17 Landscapes of Christianity St. Michael’s Tower rises over Bordeaux, France, marking the importance of the Catholic Church in Bordeaux’s history and culture.
18 Landscapes of Christianity Cont. Cultural landscapes of Christianity’s branches reflect the changes the faith has undergone over the centuriesIn medieval Europe, the cathedral, church, and monastery was the focus of lifeAs a result of mercantilism and colonialism, Europeans exported the ornate architecture of European Christian churches wherever they settled
19 Landscapes of Christianity Cont. Reformation, the rise of secularism, and decline of organized religion are reflected tooOrnate churches function as museums rather than serving active congregationFamous cathedrals continue to hold services while tourist peruse the interior of the vast churchesChurches with specific saints, places where significant events occurred, and Vatican City in Rome, are still major pilgrimage sites in Europe
21 Landscapes of islamFives time every day, form the towering minarets, the faithful are called to prayerAt the height of Islam’s expansion into eastern North Africa and southern Europe, Muslim architects incorporated earlier Roman models into their designsResult included Alhambra Palace in Granada and the Great Mosque of Cordoba in SpainIslam’s prohibition against depicting the human form led to the wide use of geometric designs and calligraph
22 Landscapes of islam cont. Muslim architecture represents the unifying concept of Islamic monotheism: the perfection and vastness of the spirit of AllahThe mosque symbolizes the power of the faith and its role in the communityIts primacy in the cultural landscape confirms the degree to which, in much of the Muslim world, religion and culture are oneHajj- one of the most well-known pilgrimages in the modern world of the Muslim pilgrimage to Mecca

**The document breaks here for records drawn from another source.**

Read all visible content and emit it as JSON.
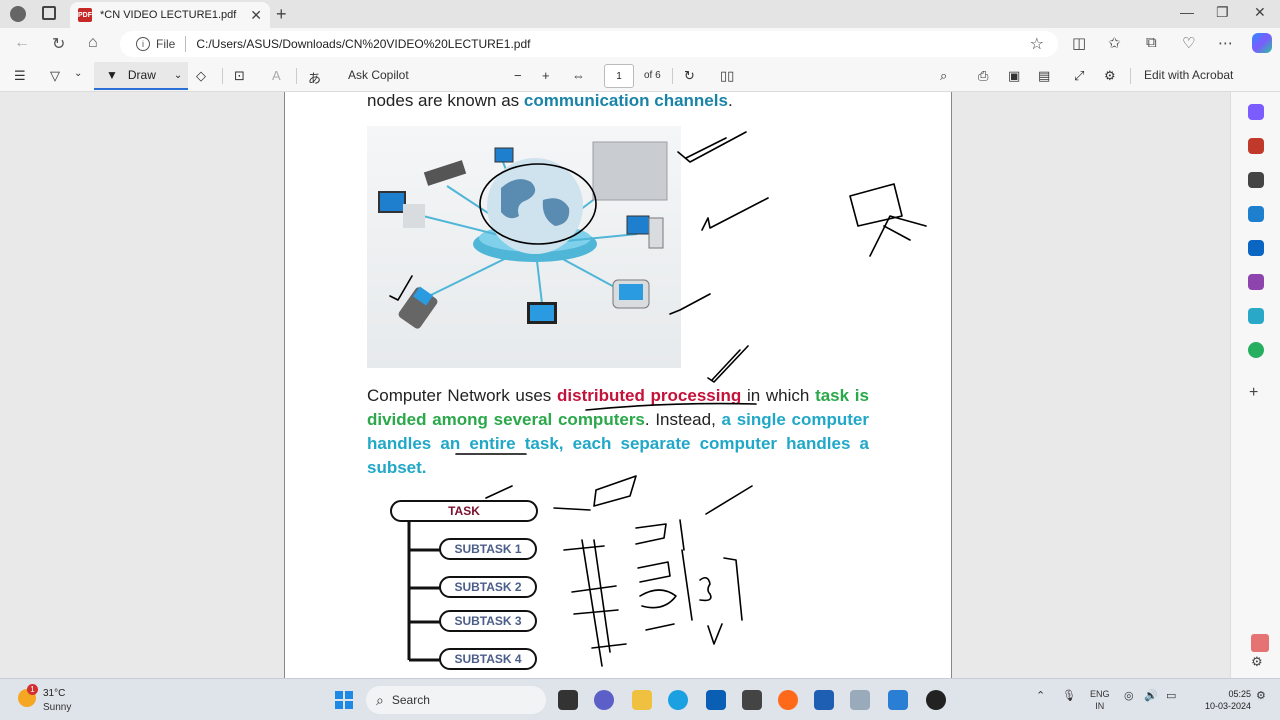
{
  "browser": {
    "tab_title": "*CN VIDEO LECTURE1.pdf",
    "tab_icon_label": "PDF",
    "address_prefix": "File",
    "url": "C:/Users/ASUS/Downloads/CN%20VIDEO%20LECTURE1.pdf"
  },
  "pdf_toolbar": {
    "draw_label": "Draw",
    "ask_copilot": "Ask Copilot",
    "page_number": "1",
    "page_total": "of 6",
    "edit_acrobat": "Edit with Acrobat"
  },
  "document": {
    "line1_plain": "nodes are known as ",
    "line1_bold": "communication channels",
    "line1_end": ".",
    "para_plain1": "Computer Network uses ",
    "para_red": "distributed processing",
    "para_plain2": " in which ",
    "para_green": "task is divided among several computers",
    "para_plain3": ". Instead, ",
    "para_cyan": "a single computer handles an entire task, each separate computer handles a subset.",
    "diagram": {
      "task": "TASK",
      "subtasks": [
        "SUBTASK 1",
        "SUBTASK 2",
        "SUBTASK 3",
        "SUBTASK 4"
      ]
    }
  },
  "taskbar": {
    "weather_temp": "31°C",
    "weather_cond": "Sunny",
    "weather_badge": "1",
    "search_label": "Search",
    "lang_top": "ENG",
    "lang_bottom": "IN",
    "time": "05:25",
    "date": "10-03-2024"
  },
  "colors": {
    "accent": "#2a6fd6",
    "teal_text": "#1a84a8",
    "red_text": "#c4123a",
    "green_text": "#2aa84a",
    "cyan_text": "#21a8c8",
    "subtask_text": "#4b5e8a",
    "task_text": "#7a1030"
  }
}
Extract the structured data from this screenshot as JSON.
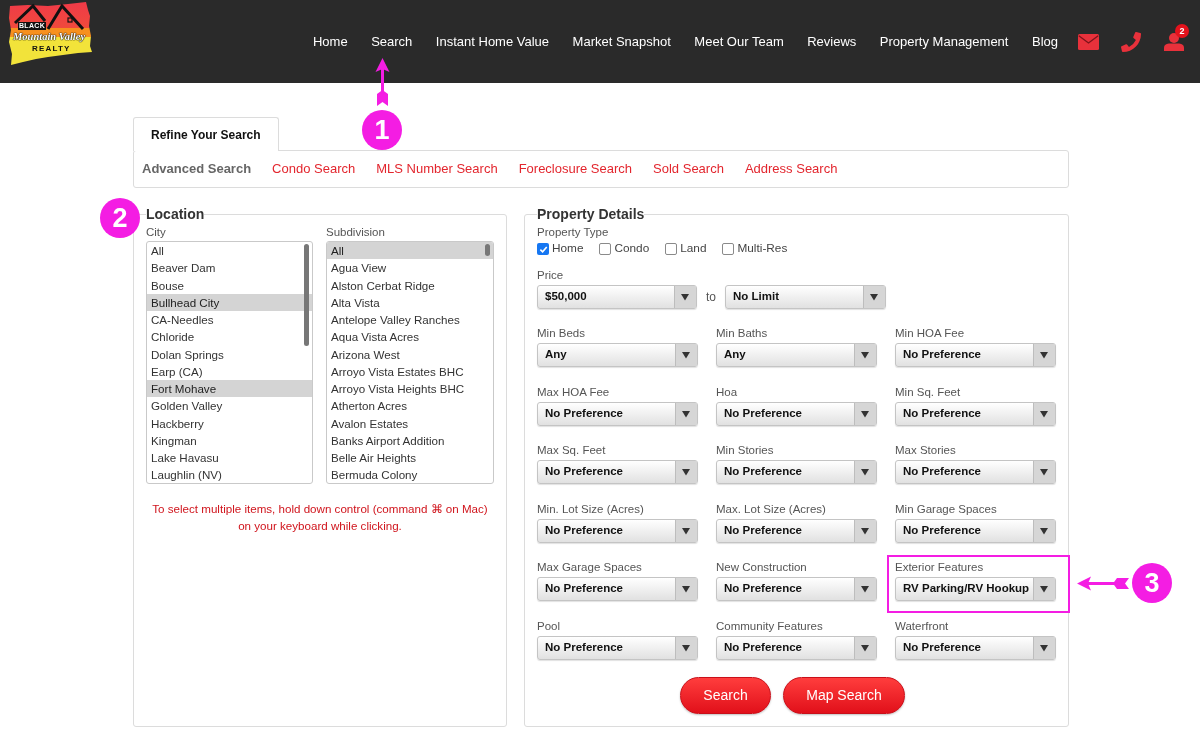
{
  "header": {
    "logo": {
      "lines": [
        "BLACK",
        "Mountain Valley",
        "REALTY"
      ]
    },
    "nav": [
      {
        "label": "Home"
      },
      {
        "label": "Search",
        "callout": "1"
      },
      {
        "label": "Instant Home Value"
      },
      {
        "label": "Market Snapshot"
      },
      {
        "label": "Meet Our Team"
      },
      {
        "label": "Reviews"
      },
      {
        "label": "Property Management"
      },
      {
        "label": "Blog"
      }
    ],
    "actions": [
      {
        "kind": "mail"
      },
      {
        "kind": "phone"
      },
      {
        "kind": "account",
        "badge": "2"
      }
    ]
  },
  "tabs": [
    {
      "label": "Refine Your Search",
      "selected": true
    }
  ],
  "search_types": [
    {
      "label": "Advanced Search",
      "selected": true
    },
    {
      "label": "Condo Search",
      "selected": false
    },
    {
      "label": "MLS Number Search",
      "selected": false
    },
    {
      "label": "Foreclosure Search",
      "selected": false
    },
    {
      "label": "Sold Search",
      "selected": false
    },
    {
      "label": "Address Search",
      "selected": false
    }
  ],
  "location": {
    "title": "Location",
    "callout": "2",
    "lists": [
      {
        "label": "City",
        "options": [
          {
            "label": "All",
            "selected": false
          },
          {
            "label": "Beaver Dam",
            "selected": false
          },
          {
            "label": "Bouse",
            "selected": false
          },
          {
            "label": "Bullhead City",
            "selected": true
          },
          {
            "label": "CA-Needles",
            "selected": false
          },
          {
            "label": "Chloride",
            "selected": false
          },
          {
            "label": "Dolan Springs",
            "selected": false
          },
          {
            "label": "Earp (CA)",
            "selected": false
          },
          {
            "label": "Fort Mohave",
            "selected": true
          },
          {
            "label": "Golden Valley",
            "selected": false
          },
          {
            "label": "Hackberry",
            "selected": false
          },
          {
            "label": "Kingman",
            "selected": false
          },
          {
            "label": "Lake Havasu",
            "selected": false
          },
          {
            "label": "Laughlin (NV)",
            "selected": false
          }
        ]
      },
      {
        "label": "Subdivision",
        "options": [
          {
            "label": "All",
            "selected": true
          },
          {
            "label": "Agua View",
            "selected": false
          },
          {
            "label": "Alston Cerbat Ridge",
            "selected": false
          },
          {
            "label": "Alta Vista",
            "selected": false
          },
          {
            "label": "Antelope Valley Ranches",
            "selected": false
          },
          {
            "label": "Aqua Vista Acres",
            "selected": false
          },
          {
            "label": "Arizona West",
            "selected": false
          },
          {
            "label": "Arroyo Vista Estates BHC",
            "selected": false
          },
          {
            "label": "Arroyo Vista Heights BHC",
            "selected": false
          },
          {
            "label": "Atherton Acres",
            "selected": false
          },
          {
            "label": "Avalon Estates",
            "selected": false
          },
          {
            "label": "Banks Airport Addition",
            "selected": false
          },
          {
            "label": "Belle Air Heights",
            "selected": false
          },
          {
            "label": "Bermuda Colony",
            "selected": false
          }
        ]
      }
    ],
    "hint": "To select multiple items, hold down control (command ⌘ on Mac) on your keyboard while clicking."
  },
  "property_details": {
    "title": "Property Details",
    "property_type": {
      "label": "Property Type",
      "options": [
        {
          "label": "Home",
          "checked": true
        },
        {
          "label": "Condo",
          "checked": false
        },
        {
          "label": "Land",
          "checked": false
        },
        {
          "label": "Multi-Res",
          "checked": false
        }
      ]
    },
    "price": {
      "label": "Price",
      "min": "$50,000",
      "separator": "to",
      "max": "No Limit"
    },
    "filters": [
      {
        "label": "Min Beds",
        "value": "Any"
      },
      {
        "label": "Min Baths",
        "value": "Any"
      },
      {
        "label": "Min HOA Fee",
        "value": "No Preference"
      },
      {
        "label": "Max HOA Fee",
        "value": "No Preference"
      },
      {
        "label": "Hoa",
        "value": "No Preference"
      },
      {
        "label": "Min Sq. Feet",
        "value": "No Preference"
      },
      {
        "label": "Max Sq. Feet",
        "value": "No Preference"
      },
      {
        "label": "Min Stories",
        "value": "No Preference"
      },
      {
        "label": "Max Stories",
        "value": "No Preference"
      },
      {
        "label": "Min. Lot Size (Acres)",
        "value": "No Preference"
      },
      {
        "label": "Max. Lot Size (Acres)",
        "value": "No Preference"
      },
      {
        "label": "Min Garage Spaces",
        "value": "No Preference"
      },
      {
        "label": "Max Garage Spaces",
        "value": "No Preference"
      },
      {
        "label": "New Construction",
        "value": "No Preference"
      },
      {
        "label": "Exterior Features",
        "value": "RV Parking/RV Hookup",
        "callout": "3"
      },
      {
        "label": "Pool",
        "value": "No Preference"
      },
      {
        "label": "Community Features",
        "value": "No Preference"
      },
      {
        "label": "Waterfront",
        "value": "No Preference"
      }
    ],
    "buttons": [
      {
        "label": "Search"
      },
      {
        "label": "Map Search"
      }
    ]
  }
}
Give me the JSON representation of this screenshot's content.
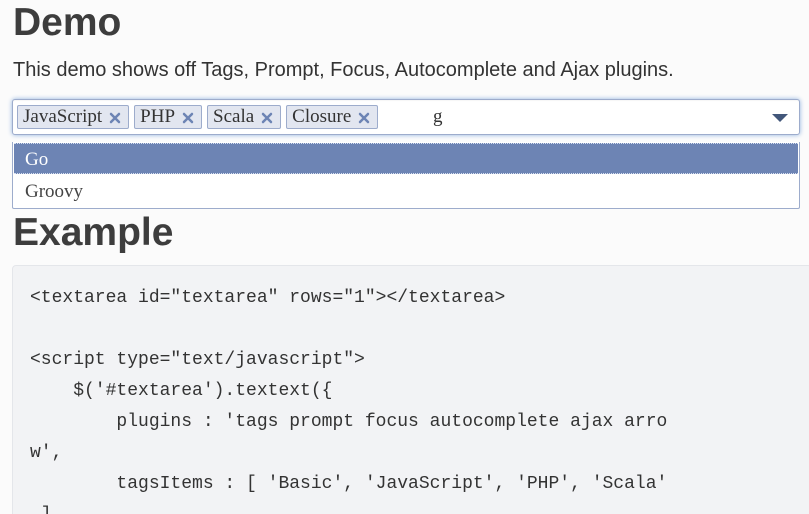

23 Landscapes of islam Cont. One of the five pillars of Islam, the hajj requires all Muslims to make the pilgrimage to Mecca at least once during their lifetimeOver 1.3 million Muslims from outside of Saudia Arabia and over 1 million from inside the country make the hajjSaudi government now restricts number of visas granted each year to Muslims from outside the country because in 2004, over 259 pilgrims were trampled to death as hordes of people followed steps of pilgrimageIncreasing number of apartment buildings and hotels reflect growing number of pilgrims however
24 Isfahan, Iran The dome of this mosque demonstrates the geometric art evident in Muslim architecture
25 Mecca, Saudi Arabia Pilgrims circle the holy Kaaba in the grand Mosque in Mecca during the hajj.